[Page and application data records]

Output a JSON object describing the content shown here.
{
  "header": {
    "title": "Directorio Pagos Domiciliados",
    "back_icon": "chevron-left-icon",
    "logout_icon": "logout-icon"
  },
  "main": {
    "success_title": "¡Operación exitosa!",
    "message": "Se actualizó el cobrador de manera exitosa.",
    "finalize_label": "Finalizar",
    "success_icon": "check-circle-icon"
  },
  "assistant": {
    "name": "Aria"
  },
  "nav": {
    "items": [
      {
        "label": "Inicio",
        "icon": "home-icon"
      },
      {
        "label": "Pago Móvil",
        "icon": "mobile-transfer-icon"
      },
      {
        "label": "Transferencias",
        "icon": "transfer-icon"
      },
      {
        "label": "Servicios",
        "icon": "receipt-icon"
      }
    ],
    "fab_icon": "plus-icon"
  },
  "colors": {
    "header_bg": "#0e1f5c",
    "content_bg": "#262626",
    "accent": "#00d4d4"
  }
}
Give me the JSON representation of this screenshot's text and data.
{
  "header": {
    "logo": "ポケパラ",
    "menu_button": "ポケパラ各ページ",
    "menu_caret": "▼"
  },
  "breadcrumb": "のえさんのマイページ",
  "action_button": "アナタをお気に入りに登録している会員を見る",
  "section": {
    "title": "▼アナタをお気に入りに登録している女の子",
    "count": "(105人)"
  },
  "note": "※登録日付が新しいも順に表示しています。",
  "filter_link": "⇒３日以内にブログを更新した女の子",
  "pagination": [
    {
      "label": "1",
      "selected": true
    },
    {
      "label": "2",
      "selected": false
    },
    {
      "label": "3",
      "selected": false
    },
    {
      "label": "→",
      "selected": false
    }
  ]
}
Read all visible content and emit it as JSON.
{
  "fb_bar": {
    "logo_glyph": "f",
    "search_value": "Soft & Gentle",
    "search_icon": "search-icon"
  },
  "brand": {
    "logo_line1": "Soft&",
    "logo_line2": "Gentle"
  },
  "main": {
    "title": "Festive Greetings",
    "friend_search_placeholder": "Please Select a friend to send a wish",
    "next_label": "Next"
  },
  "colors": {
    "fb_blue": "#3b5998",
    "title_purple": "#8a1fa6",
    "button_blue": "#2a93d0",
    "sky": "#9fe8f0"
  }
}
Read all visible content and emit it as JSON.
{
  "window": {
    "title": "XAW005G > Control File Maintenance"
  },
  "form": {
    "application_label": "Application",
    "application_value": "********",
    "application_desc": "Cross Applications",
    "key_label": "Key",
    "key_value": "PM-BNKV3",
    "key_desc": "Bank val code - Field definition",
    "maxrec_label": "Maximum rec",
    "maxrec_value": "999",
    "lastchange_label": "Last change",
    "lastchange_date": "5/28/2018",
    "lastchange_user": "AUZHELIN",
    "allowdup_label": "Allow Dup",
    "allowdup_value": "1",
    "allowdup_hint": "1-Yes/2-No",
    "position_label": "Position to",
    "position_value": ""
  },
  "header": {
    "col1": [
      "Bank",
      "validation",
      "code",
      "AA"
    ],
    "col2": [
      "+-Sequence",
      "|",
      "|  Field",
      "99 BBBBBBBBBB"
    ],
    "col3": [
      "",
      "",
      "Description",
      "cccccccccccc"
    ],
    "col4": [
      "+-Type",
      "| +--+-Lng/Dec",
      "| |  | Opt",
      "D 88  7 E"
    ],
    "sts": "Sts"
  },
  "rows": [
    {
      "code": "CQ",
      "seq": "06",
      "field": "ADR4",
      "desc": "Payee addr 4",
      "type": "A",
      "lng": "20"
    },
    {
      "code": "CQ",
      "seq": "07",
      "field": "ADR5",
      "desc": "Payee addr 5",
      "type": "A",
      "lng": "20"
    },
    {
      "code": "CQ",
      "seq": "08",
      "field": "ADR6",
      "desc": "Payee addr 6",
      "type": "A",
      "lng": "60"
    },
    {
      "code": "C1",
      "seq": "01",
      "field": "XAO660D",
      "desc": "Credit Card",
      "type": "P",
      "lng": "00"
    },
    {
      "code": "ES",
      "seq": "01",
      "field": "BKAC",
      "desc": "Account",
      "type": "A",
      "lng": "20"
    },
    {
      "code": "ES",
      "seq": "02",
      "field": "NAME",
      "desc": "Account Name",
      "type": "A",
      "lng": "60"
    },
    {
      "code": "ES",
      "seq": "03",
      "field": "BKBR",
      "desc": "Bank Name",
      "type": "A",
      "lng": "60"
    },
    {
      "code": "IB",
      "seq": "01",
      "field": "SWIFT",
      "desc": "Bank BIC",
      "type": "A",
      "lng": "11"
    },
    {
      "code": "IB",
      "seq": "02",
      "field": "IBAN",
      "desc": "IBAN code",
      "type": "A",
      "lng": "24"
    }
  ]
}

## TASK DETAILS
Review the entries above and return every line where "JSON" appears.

## SOLUTION TO THIS PROBLEM
Output a JSON object describing the content shown here.
Give me the JSON representation of this screenshot's text and data.
Read all visible content and emit it as JSON.
Read all visible content and emit it as JSON.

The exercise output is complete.